This story originally appeared in Huffington Post.
I can remember exactly how I felt the first time I saw Porgy and Bess and fell in love with the music and the story.
So I asked my mom, “Is there a Chinese Porgy and Bess?”
She didn’t think so. I felt a little left out so I got myself the sheet music for “Summertime” and learned to play it on the piano. And each time I did, I looked into the mirror hanging behind the piano and saw myself, a little Chinese girl humming this beautiful song and hearing Ella Fitzgerald’s voice in my head.
I wondered if the composer, George Gershwin, had written music for other stories, maybe something that had people in it that looked like me. He didn’t. Later on, people would tell me that most stories have basic universal themes and can be everyone’s journey.
My brain understood that. My gut did not. But I was a kid and believed that was the way things were and you just went along with it.
What really happens
I didn’t realize how much I wanted to point to a character on stage and say, “That’s me!” I wanted to see, hear, and feel a story that rang true for me. I wanted to root for a real person and see myself in their experience. I wanted the world to see it would understand me.
Of course that didn’t happen. Not even when my parents took me to see Chinese opera movies in Chinatown where every one of them became a blur of rapid fire Chinese, kung fu fighting and monkey kings wreaking havoc on a mountain. In Saturday morning Chinese school classes, I read primers printed in garish colors on rice paper that featured illustrations of Chinese people next to verbs and nouns.
It sent a message. My story is about mythical ninjas and people pointing at things.
I didn’t bother to try out for my school production of Tom Sawyer. Me, Becky Thatcher? I couldn’t see myself in that role. Every superhero I drew was a blond Supergirl. The good guys, Cinderella, Marilyn Monroe… they were blondes. Dark hair, dark skin was Boris & Natasha, Snidely Whiplash. Chinese music that I shared with my class was “interesting folk music”, not classical music. And the classical piano music I was learning was dominated by a closed circle of composers, all men, all European, all dead. Without a word, I knew my place.
But I still wondered.
If the stories we share are everyone’s journey, shouldn’t the heros and heroines look and sound like everyone?
Is there room in piano repertoire for other people to create music to be respected and loved?
Why couldn’t I try out for Becky Thatcher?
What we can do
Many years ago, my sister took a trip to my mother’s home village in China. “Mom’s name was not in the family book,” she sputtered furiously. “So, if her name isn’t in the book, guess what – our names aren’t in the book either! We don’t exist.”
The explanation was, even though my mom has 18 brothers and sisters and a couple of concubine stepmothers, the book only listed the names of the male children. Now, are you going to tell me I don’t have a story worth telling?
That did it.
How many more places can I be invisible, non existent?
I am sure my sister wanted to throttle someone for this terrible omission and out of respect for her elders, she bowed, smiled and hopped on a plane to New York ready to raise holy hell about it.
Meaning, she called me. “You’re a writer, do something about this!”
What I did
I wrote a story about my family.

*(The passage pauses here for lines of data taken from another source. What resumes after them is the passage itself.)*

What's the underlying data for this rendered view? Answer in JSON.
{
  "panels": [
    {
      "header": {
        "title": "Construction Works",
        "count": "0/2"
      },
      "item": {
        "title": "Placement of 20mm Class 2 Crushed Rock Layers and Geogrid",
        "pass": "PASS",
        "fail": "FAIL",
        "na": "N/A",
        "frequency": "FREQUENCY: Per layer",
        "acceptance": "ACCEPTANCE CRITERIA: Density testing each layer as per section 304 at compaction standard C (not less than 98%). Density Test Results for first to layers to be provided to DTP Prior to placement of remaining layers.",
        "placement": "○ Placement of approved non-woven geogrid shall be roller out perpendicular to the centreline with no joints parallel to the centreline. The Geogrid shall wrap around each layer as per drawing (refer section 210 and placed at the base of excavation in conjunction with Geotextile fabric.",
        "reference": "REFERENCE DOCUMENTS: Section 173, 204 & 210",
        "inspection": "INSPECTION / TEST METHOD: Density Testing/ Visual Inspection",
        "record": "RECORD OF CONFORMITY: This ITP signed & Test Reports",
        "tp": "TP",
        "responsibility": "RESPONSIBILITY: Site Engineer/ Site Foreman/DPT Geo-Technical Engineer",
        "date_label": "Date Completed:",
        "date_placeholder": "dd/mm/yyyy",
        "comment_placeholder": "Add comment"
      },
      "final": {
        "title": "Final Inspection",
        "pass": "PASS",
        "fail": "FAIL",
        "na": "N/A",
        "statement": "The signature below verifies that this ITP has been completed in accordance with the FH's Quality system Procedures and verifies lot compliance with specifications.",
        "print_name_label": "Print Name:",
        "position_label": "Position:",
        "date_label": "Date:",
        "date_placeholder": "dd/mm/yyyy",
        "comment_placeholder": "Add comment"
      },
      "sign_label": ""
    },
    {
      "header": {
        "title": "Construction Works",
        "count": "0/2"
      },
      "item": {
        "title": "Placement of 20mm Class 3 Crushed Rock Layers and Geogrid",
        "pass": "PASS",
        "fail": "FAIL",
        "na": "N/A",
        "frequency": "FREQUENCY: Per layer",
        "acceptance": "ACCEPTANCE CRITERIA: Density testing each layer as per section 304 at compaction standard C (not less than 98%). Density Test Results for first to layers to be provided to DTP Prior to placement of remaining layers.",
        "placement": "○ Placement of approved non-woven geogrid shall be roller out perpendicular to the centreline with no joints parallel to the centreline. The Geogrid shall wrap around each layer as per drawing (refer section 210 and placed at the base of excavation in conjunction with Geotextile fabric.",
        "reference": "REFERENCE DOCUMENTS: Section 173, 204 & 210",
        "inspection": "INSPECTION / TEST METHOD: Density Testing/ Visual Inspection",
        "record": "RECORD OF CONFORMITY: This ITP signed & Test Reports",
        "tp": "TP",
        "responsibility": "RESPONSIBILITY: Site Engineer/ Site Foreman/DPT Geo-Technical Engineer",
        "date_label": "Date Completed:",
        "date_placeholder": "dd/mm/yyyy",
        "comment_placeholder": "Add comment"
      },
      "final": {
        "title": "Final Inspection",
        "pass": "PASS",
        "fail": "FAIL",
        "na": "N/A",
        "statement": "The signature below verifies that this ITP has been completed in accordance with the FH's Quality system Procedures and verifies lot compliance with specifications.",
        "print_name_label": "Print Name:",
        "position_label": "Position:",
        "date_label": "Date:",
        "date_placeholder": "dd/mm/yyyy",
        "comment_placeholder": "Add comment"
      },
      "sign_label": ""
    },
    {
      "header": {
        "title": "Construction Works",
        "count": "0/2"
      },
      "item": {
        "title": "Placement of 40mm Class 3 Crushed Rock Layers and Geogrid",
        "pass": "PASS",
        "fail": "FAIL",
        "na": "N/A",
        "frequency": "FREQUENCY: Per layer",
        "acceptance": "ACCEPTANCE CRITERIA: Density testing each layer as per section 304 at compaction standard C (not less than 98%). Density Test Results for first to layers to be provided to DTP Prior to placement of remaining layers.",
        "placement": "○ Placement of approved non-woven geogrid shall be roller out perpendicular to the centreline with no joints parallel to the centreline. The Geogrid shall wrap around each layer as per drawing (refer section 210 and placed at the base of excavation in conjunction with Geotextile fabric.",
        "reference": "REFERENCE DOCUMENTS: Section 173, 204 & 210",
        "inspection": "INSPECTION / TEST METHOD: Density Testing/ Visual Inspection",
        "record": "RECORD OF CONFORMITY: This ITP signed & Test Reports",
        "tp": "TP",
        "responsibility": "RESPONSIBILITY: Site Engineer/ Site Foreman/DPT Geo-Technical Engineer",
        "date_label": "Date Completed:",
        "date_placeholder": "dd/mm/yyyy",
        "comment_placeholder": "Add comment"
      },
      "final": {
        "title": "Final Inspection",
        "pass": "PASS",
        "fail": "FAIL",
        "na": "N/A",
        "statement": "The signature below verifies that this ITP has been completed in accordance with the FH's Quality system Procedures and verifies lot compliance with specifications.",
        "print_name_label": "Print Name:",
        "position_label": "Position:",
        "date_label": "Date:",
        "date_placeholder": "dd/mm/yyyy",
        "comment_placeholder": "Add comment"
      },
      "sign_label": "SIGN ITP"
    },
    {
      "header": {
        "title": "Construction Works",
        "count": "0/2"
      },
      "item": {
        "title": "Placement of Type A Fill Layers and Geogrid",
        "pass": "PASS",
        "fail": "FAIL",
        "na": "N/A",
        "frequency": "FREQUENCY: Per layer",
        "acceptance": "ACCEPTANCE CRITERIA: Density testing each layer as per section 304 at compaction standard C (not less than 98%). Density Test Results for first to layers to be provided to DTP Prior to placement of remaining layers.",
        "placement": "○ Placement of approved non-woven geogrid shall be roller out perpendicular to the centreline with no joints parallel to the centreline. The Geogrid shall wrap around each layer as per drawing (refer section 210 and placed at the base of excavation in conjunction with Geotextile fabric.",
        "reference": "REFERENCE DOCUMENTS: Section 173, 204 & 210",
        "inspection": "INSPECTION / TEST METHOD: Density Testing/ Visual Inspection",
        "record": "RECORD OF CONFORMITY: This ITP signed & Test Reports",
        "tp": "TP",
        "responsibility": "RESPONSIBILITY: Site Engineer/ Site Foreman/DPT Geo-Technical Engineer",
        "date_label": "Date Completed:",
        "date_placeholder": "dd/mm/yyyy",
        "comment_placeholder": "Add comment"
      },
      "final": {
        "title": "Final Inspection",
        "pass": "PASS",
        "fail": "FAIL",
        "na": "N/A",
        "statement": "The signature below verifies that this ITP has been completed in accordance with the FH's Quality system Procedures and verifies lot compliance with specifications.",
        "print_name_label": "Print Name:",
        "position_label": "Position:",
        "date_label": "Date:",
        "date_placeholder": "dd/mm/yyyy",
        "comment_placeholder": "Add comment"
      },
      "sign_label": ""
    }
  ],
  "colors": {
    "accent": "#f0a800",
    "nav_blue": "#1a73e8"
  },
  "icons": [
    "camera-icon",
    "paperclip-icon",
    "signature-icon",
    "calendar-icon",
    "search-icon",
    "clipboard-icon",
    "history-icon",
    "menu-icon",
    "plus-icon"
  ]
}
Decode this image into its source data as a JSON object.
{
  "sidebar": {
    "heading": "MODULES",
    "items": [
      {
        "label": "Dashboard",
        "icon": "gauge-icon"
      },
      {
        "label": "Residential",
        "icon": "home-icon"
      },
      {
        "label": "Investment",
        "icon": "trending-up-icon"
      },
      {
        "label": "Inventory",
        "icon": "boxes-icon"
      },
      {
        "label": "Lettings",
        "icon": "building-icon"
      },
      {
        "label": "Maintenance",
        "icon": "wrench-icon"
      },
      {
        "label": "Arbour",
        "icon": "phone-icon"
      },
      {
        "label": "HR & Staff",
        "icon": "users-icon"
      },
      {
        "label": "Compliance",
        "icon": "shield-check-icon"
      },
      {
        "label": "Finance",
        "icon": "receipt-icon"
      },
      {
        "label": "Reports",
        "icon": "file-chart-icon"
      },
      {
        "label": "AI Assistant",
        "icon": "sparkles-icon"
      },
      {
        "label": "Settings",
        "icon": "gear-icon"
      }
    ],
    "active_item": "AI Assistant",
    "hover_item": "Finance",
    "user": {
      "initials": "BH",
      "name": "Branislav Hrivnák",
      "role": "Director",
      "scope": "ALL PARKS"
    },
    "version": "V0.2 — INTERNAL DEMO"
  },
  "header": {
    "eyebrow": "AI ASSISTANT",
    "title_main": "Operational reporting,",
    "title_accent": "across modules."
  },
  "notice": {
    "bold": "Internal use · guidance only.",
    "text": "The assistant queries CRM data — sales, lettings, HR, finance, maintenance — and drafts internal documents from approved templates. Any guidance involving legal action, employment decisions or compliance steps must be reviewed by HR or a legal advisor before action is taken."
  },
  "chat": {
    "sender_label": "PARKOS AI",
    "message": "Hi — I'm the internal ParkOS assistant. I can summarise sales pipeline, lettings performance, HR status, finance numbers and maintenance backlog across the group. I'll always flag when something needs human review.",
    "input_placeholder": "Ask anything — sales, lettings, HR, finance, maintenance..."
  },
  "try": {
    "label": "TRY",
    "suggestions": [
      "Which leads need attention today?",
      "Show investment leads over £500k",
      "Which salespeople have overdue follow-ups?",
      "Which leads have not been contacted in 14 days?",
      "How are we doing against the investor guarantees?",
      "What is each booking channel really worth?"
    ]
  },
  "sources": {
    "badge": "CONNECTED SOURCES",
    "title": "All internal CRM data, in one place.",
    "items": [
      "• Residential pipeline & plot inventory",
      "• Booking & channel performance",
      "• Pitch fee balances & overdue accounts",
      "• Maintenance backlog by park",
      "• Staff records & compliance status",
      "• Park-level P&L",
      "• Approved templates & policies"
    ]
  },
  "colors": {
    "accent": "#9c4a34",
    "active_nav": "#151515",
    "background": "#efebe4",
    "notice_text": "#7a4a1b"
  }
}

In my mind, this is the beginning of my family book in America from one of the newest members of this large family. Rabbit Mooncakes is a picture book that shows many of my aunts, uncles and cousins celebrating the Harvest Moon Festival in Queens. To this day, they still argue over who is who, no, you’re the chubby one, I’m the one in this picture, that’s me on the right of Auntie #5.
It is everyone’s story. Female and male children, aunts and uncles, concubines, first & second wives, library boys governesses and a grandfather whose presence was larger than life.
Exclusion does not right past exclusion. An incomplete story will not complete itself.
I learned a great piece of wisdom from a copywriter who said that copywriting is the art of persuasion on paper.
And the best way to do this is to enter into a conversation that is already happening in your reader’s head. Listen respectfully, offer a story or another way to be curious about something and then be still, let the reader sit with what you have to offer and make a decision. Any other approach would be akin to beating up a customer to sell a used car.
Isn’t that powerful? Awakening an awareness to something new without force, creating a space for reflection and leaving the reader with the agency to come to a new understanding on their own.
This helped me to create something meaningful that does a few things: a story you can recognize yourself in, an experience that builds your confidence, and opens new ways to be curious and creative about the things you care about.
What about you
We are all creative beings by nature. What we share is a lifetime of experiences and emotions. The stories only you can tell are waiting to be heard by someone else. Someone who wants to feel that they are not alone.
If that person is you, be bold and share your story.
I can’t wait for a new Porgy & Bess.
About the Author: Hoong Yee Lee Krakauer helps artists & creative people grow their careers with great grant writing strategies & mindsets she has developed over 15 years as an veteran grant panelist, grant maker & grant writer. Get her FREE Master Grant Strategy Worksheet and a weekly dose of insights from a grant reviewer’s point of view.